#### Task goal:
Omit the pictures, but give back every entry below exactly as written.

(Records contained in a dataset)

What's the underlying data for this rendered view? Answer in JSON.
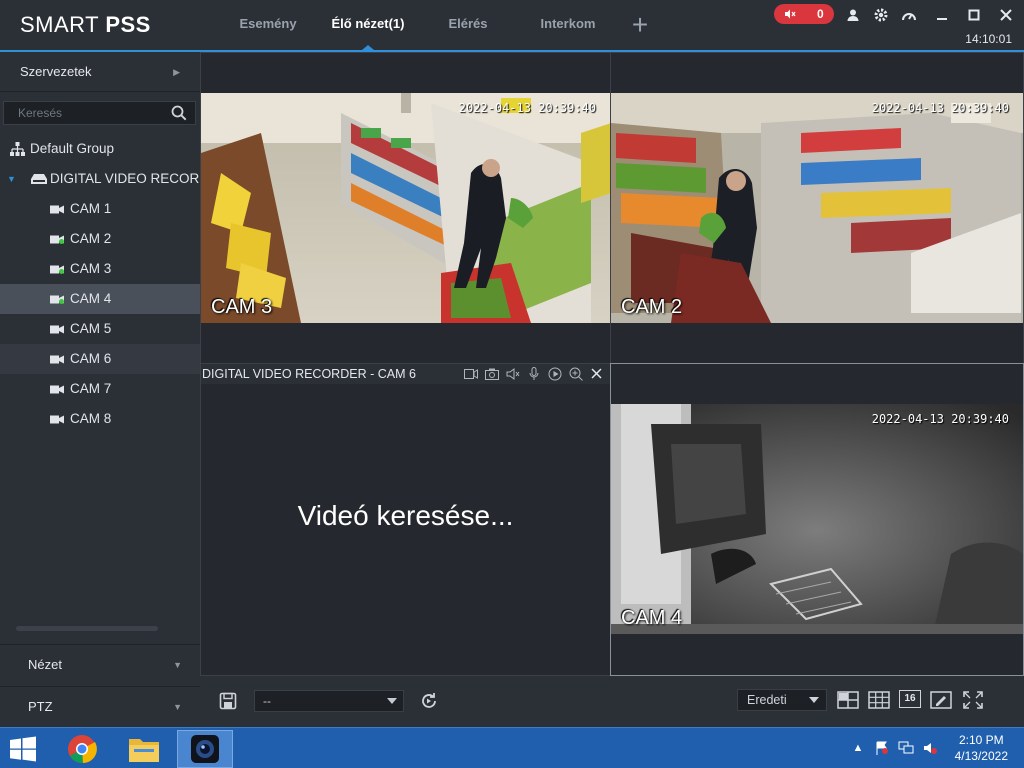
{
  "app": {
    "brand_light": "SMART ",
    "brand_bold": "PSS",
    "clock": "14:10:01"
  },
  "tabs": [
    {
      "label": "Esemény"
    },
    {
      "label": "Élő nézet(1)"
    },
    {
      "label": "Elérés"
    },
    {
      "label": "Interkom"
    }
  ],
  "alarm": {
    "count": "0"
  },
  "sidebar": {
    "org_label": "Szervezetek",
    "search_placeholder": "Keresés",
    "group": "Default Group",
    "device": "DIGITAL VIDEO RECORDER",
    "cameras": [
      {
        "label": "CAM 1",
        "online": false
      },
      {
        "label": "CAM 2",
        "online": true
      },
      {
        "label": "CAM 3",
        "online": true
      },
      {
        "label": "CAM 4",
        "online": true
      },
      {
        "label": "CAM 5",
        "online": false
      },
      {
        "label": "CAM 6",
        "online": false
      },
      {
        "label": "CAM 7",
        "online": false
      },
      {
        "label": "CAM 8",
        "online": false
      }
    ],
    "view_label": "Nézet",
    "ptz_label": "PTZ"
  },
  "views": {
    "cell1": {
      "cam": "CAM 3",
      "time": "2022-04-13 20:39:40"
    },
    "cell2": {
      "cam": "CAM 2",
      "time": "2022-04-13 20:39:40"
    },
    "cell3": {
      "title": "DIGITAL VIDEO RECORDER - CAM 6",
      "status": "Videó keresése..."
    },
    "cell4": {
      "cam": "CAM 4",
      "time": "2022-04-13 20:39:40"
    }
  },
  "toolbar": {
    "preset_value": "--",
    "ratio_value": "Eredeti",
    "layout16": "16"
  },
  "taskbar": {
    "time": "2:10 PM",
    "date": "4/13/2022"
  },
  "colors": {
    "accent": "#2f8fd8",
    "alarm": "#d9363e",
    "online": "#3ec83e"
  }
}
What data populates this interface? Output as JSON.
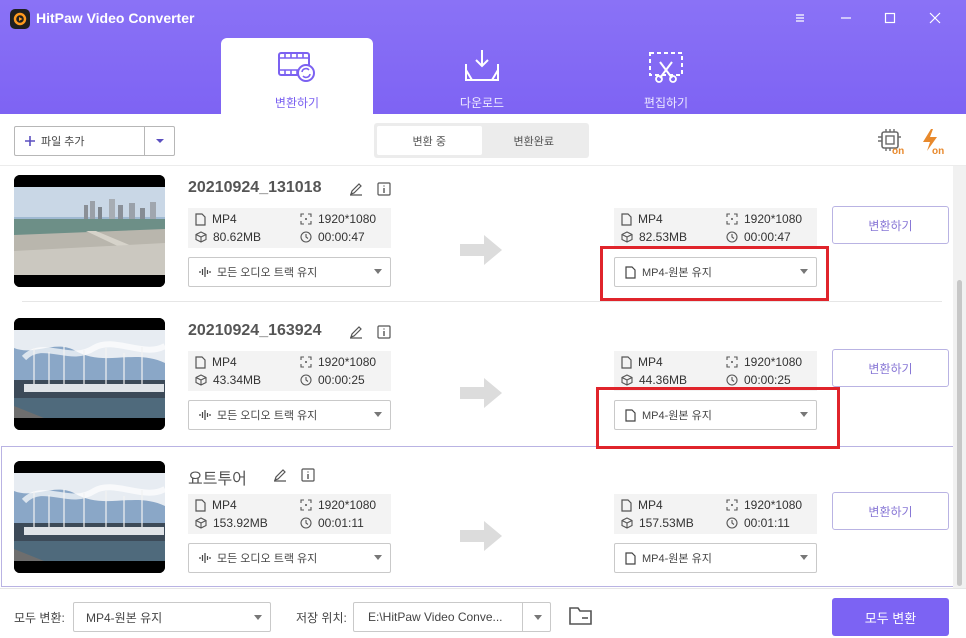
{
  "app": {
    "title": "HitPaw Video Converter"
  },
  "nav": {
    "tabs": [
      {
        "label": "변환하기"
      },
      {
        "label": "다운로드"
      },
      {
        "label": "편집하기"
      }
    ]
  },
  "toolbar": {
    "add_file_label": "파일 추가",
    "segments": [
      "변환 중",
      "변환완료"
    ],
    "gpu_badge": "on",
    "speed_badge": "on"
  },
  "files": [
    {
      "name": "20210924_131018",
      "input": {
        "format": "MP4",
        "size": "80.62MB",
        "resolution": "1920*1080",
        "duration": "00:00:47"
      },
      "output": {
        "format": "MP4",
        "size": "82.53MB",
        "resolution": "1920*1080",
        "duration": "00:00:47"
      },
      "audio_option": "모든 오디오 트랙 유지",
      "output_option": "MP4-원본 유지",
      "convert_label": "변환하기"
    },
    {
      "name": "20210924_163924",
      "input": {
        "format": "MP4",
        "size": "43.34MB",
        "resolution": "1920*1080",
        "duration": "00:00:25"
      },
      "output": {
        "format": "MP4",
        "size": "44.36MB",
        "resolution": "1920*1080",
        "duration": "00:00:25"
      },
      "audio_option": "모든 오디오 트랙 유지",
      "output_option": "MP4-원본 유지",
      "convert_label": "변환하기"
    },
    {
      "name": "요트투어",
      "input": {
        "format": "MP4",
        "size": "153.92MB",
        "resolution": "1920*1080",
        "duration": "00:01:11"
      },
      "output": {
        "format": "MP4",
        "size": "157.53MB",
        "resolution": "1920*1080",
        "duration": "00:01:11"
      },
      "audio_option": "모든 오디오 트랙 유지",
      "output_option": "MP4-원본 유지",
      "convert_label": "변환하기"
    }
  ],
  "footer": {
    "convert_all_to_label": "모두 변환:",
    "convert_all_to_value": "MP4-원본 유지",
    "save_location_label": "저장 위치:",
    "save_location_value": "E:\\HitPaw Video Conve...",
    "convert_all_button": "모두 변환"
  },
  "colors": {
    "accent": "#7c63f3",
    "highlight": "#e0242b",
    "badge": "#e8892c"
  }
}
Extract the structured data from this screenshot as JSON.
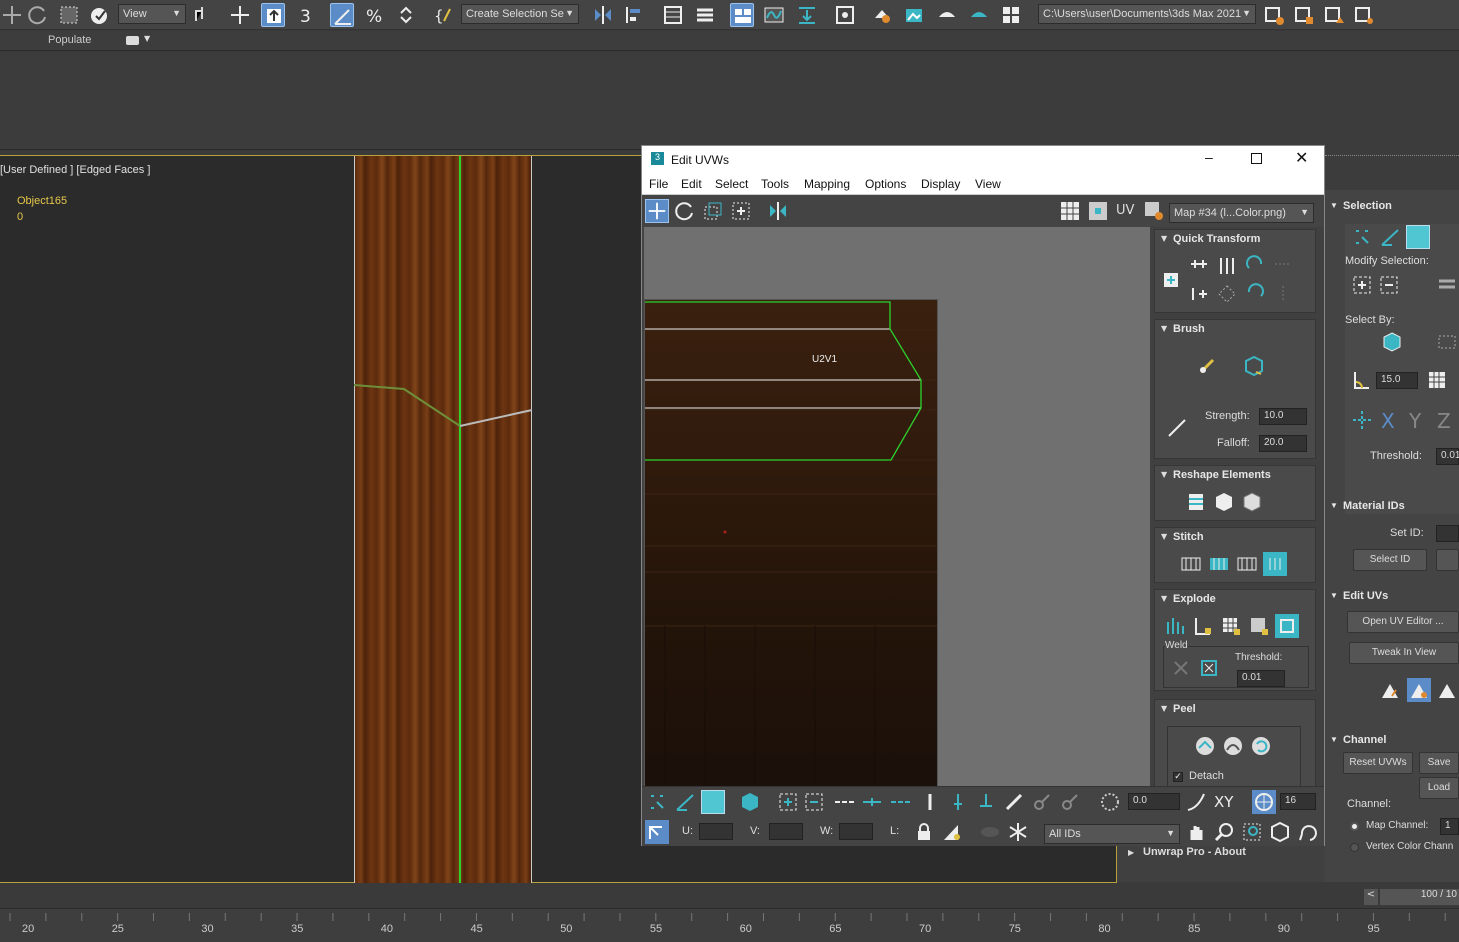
{
  "toolbar": {
    "view_dropdown": "View",
    "selection_set_dropdown": "Create Selection Se",
    "project_path": "C:\\Users\\user\\Documents\\3ds Max 2021"
  },
  "ribbon": {
    "populate_tab": "Populate"
  },
  "viewport": {
    "label": "[User Defined ] [Edged Faces ]",
    "object_name": "Object165",
    "object_value": "0"
  },
  "uvw_window": {
    "title": "Edit UVWs",
    "menu": [
      "File",
      "Edit",
      "Select",
      "Tools",
      "Mapping",
      "Options",
      "Display",
      "View"
    ],
    "uv_label": "UV",
    "map_dropdown": "Map #34 (l...Color.png)",
    "canvas_label": "U2V1",
    "panels": {
      "quick_transform": "Quick Transform",
      "brush": "Brush",
      "strength_label": "Strength:",
      "strength_value": "10.0",
      "falloff_label": "Falloff:",
      "falloff_value": "20.0",
      "reshape": "Reshape Elements",
      "stitch": "Stitch",
      "explode": "Explode",
      "weld": "Weld",
      "threshold_label": "Threshold:",
      "threshold_value": "0.01",
      "peel": "Peel",
      "detach": "Detach"
    },
    "bottom": {
      "angle_value": "0.0",
      "xy_label": "XY",
      "snap_value": "16",
      "u_label": "U:",
      "v_label": "V:",
      "w_label": "W:",
      "l_label": "L:",
      "ids_dropdown": "All IDs"
    }
  },
  "command_panel": {
    "selection": "Selection",
    "modify_selection": "Modify Selection:",
    "select_by": "Select By:",
    "angle_value": "15.0",
    "threshold_label": "Threshold:",
    "threshold_value": "0.01",
    "material_ids": "Material IDs",
    "set_id_label": "Set ID:",
    "select_id_button": "Select ID",
    "edit_uvs": "Edit UVs",
    "open_uv_editor": "Open UV Editor ...",
    "tweak_in_view": "Tweak In View",
    "channel": "Channel",
    "reset_uvws": "Reset UVWs",
    "save": "Save",
    "load": "Load",
    "channel_label": "Channel:",
    "map_channel_label": "Map Channel:",
    "map_channel_value": "1",
    "vertex_color_channel": "Vertex Color Chann",
    "unwrap_pro": "Unwrap Pro - About"
  },
  "timeline": {
    "frame_counter": "100 / 10",
    "ticks": [
      "20",
      "25",
      "30",
      "35",
      "40",
      "45",
      "50",
      "55",
      "60",
      "65",
      "70",
      "75",
      "80",
      "85",
      "90",
      "95"
    ]
  },
  "colors": {
    "accent_blue": "#5b8cc7",
    "viewport_border": "#b8a23c",
    "uv_green": "#2bd32b",
    "teal_icon": "#3bb6c4"
  }
}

#### Result for this task:
What's the underlying data for this rendered view? Answer in JSON.
{
  "app": {
    "brand_light": "SMART ",
    "brand_bold": "PSS",
    "clock": "14:10:01"
  },
  "tabs": [
    {
      "label": "Esemény"
    },
    {
      "label": "Élő nézet(1)"
    },
    {
      "label": "Elérés"
    },
    {
      "label": "Interkom"
    }
  ],
  "alarm": {
    "count": "0"
  },
  "sidebar": {
    "org_label": "Szervezetek",
    "search_placeholder": "Keresés",
    "group": "Default Group",
    "device": "DIGITAL VIDEO RECORDER",
    "cameras": [
      {
        "label": "CAM 1",
        "online": false
      },
      {
        "label": "CAM 2",
        "online": true
      },
      {
        "label": "CAM 3",
        "online": true
      },
      {
        "label": "CAM 4",
        "online": true
      },
      {
        "label": "CAM 5",
        "online": false
      },
      {
        "label": "CAM 6",
        "online": false
      },
      {
        "label": "CAM 7",
        "online": false
      },
      {
        "label": "CAM 8",
        "online": false
      }
    ],
    "view_label": "Nézet",
    "ptz_label": "PTZ"
  },
  "views": {
    "cell1": {
      "cam": "CAM 3",
      "time": "2022-04-13 20:39:40"
    },
    "cell2": {
      "cam": "CAM 2",
      "time": "2022-04-13 20:39:40"
    },
    "cell3": {
      "title": "DIGITAL VIDEO RECORDER - CAM 6",
      "status": "Videó keresése..."
    },
    "cell4": {
      "cam": "CAM 4",
      "time": "2022-04-13 20:39:40"
    }
  },
  "toolbar": {
    "preset_value": "--",
    "ratio_value": "Eredeti",
    "layout16": "16"
  },
  "taskbar": {
    "time": "2:10 PM",
    "date": "4/13/2022"
  },
  "colors": {
    "accent": "#2f8fd8",
    "alarm": "#d9363e",
    "online": "#3ec83e"
  }
}
What data populates this interface? Output as JSON.
{
  "app": {
    "title": "HitPaw Video Converter"
  },
  "nav": {
    "tabs": [
      {
        "label": "변환하기"
      },
      {
        "label": "다운로드"
      },
      {
        "label": "편집하기"
      }
    ]
  },
  "toolbar": {
    "add_file_label": "파일 추가",
    "segments": [
      "변환 중",
      "변환완료"
    ],
    "gpu_badge": "on",
    "speed_badge": "on"
  },
  "files": [
    {
      "name": "20210924_131018",
      "input": {
        "format": "MP4",
        "size": "80.62MB",
        "resolution": "1920*1080",
        "duration": "00:00:47"
      },
      "output": {
        "format": "MP4",
        "size": "82.53MB",
        "resolution": "1920*1080",
        "duration": "00:00:47"
      },
      "audio_option": "모든 오디오 트랙 유지",
      "output_option": "MP4-원본 유지",
      "convert_label": "변환하기"
    },
    {
      "name": "20210924_163924",
      "input": {
        "format": "MP4",
        "size": "43.34MB",
        "resolution": "1920*1080",
        "duration": "00:00:25"
      },
      "output": {
        "format": "MP4",
        "size": "44.36MB",
        "resolution": "1920*1080",
        "duration": "00:00:25"
      },
      "audio_option": "모든 오디오 트랙 유지",
      "output_option": "MP4-원본 유지",
      "convert_label": "변환하기"
    },
    {
      "name": "요트투어",
      "input": {
        "format": "MP4",
        "size": "153.92MB",
        "resolution": "1920*1080",
        "duration": "00:01:11"
      },
      "output": {
        "format": "MP4",
        "size": "157.53MB",
        "resolution": "1920*1080",
        "duration": "00:01:11"
      },
      "audio_option": "모든 오디오 트랙 유지",
      "output_option": "MP4-원본 유지",
      "convert_label": "변환하기"
    }
  ],
  "footer": {
    "convert_all_to_label": "모두 변환:",
    "convert_all_to_value": "MP4-원본 유지",
    "save_location_label": "저장 위치:",
    "save_location_value": "E:\\HitPaw Video Conve...",
    "convert_all_button": "모두 변환"
  },
  "colors": {
    "accent": "#7c63f3",
    "highlight": "#e0242b",
    "badge": "#e8892c"
  }
}
Extract the structured data from this screenshot as JSON.
{
  "toolbar": {
    "view_dropdown": "View",
    "selection_set_dropdown": "Create Selection Se",
    "project_path": "C:\\Users\\user\\Documents\\3ds Max 2021"
  },
  "ribbon": {
    "populate_tab": "Populate"
  },
  "viewport": {
    "label": "[User Defined ] [Edged Faces ]",
    "object_name": "Object165",
    "object_value": "0"
  },
  "uvw_window": {
    "title": "Edit UVWs",
    "menu": [
      "File",
      "Edit",
      "Select",
      "Tools",
      "Mapping",
      "Options",
      "Display",
      "View"
    ],
    "uv_label": "UV",
    "map_dropdown": "Map #34 (l...Color.png)",
    "canvas_label": "U2V1",
    "panels": {
      "quick_transform": "Quick Transform",
      "brush": "Brush",
      "strength_label": "Strength:",
      "strength_value": "10.0",
      "falloff_label": "Falloff:",
      "falloff_value": "20.0",
      "reshape": "Reshape Elements",
      "stitch": "Stitch",
      "explode": "Explode",
      "weld": "Weld",
      "threshold_label": "Threshold:",
      "threshold_value": "0.01",
      "peel": "Peel",
      "detach": "Detach"
    },
    "bottom": {
      "angle_value": "0.0",
      "xy_label": "XY",
      "snap_value": "16",
      "u_label": "U:",
      "v_label": "V:",
      "w_label": "W:",
      "l_label": "L:",
      "ids_dropdown": "All IDs"
    }
  },
  "command_panel": {
    "selection": "Selection",
    "modify_selection": "Modify Selection:",
    "select_by": "Select By:",
    "angle_value": "15.0",
    "threshold_label": "Threshold:",
    "threshold_value": "0.01",
    "material_ids": "Material IDs",
    "set_id_label": "Set ID:",
    "select_id_button": "Select ID",
    "edit_uvs": "Edit UVs",
    "open_uv_editor": "Open UV Editor ...",
    "tweak_in_view": "Tweak In View",
    "channel": "Channel",
    "reset_uvws": "Reset UVWs",
    "save": "Save",
    "load": "Load",
    "channel_label": "Channel:",
    "map_channel_label": "Map Channel:",
    "map_channel_value": "1",
    "vertex_color_channel": "Vertex Color Chann",
    "unwrap_pro": "Unwrap Pro - About"
  },
  "timeline": {
    "frame_counter": "100 / 10",
    "ticks": [
      "20",
      "25",
      "30",
      "35",
      "40",
      "45",
      "50",
      "55",
      "60",
      "65",
      "70",
      "75",
      "80",
      "85",
      "90",
      "95"
    ]
  },
  "colors": {
    "accent_blue": "#5b8cc7",
    "viewport_border": "#b8a23c",
    "uv_green": "#2bd32b",
    "teal_icon": "#3bb6c4"
  }
}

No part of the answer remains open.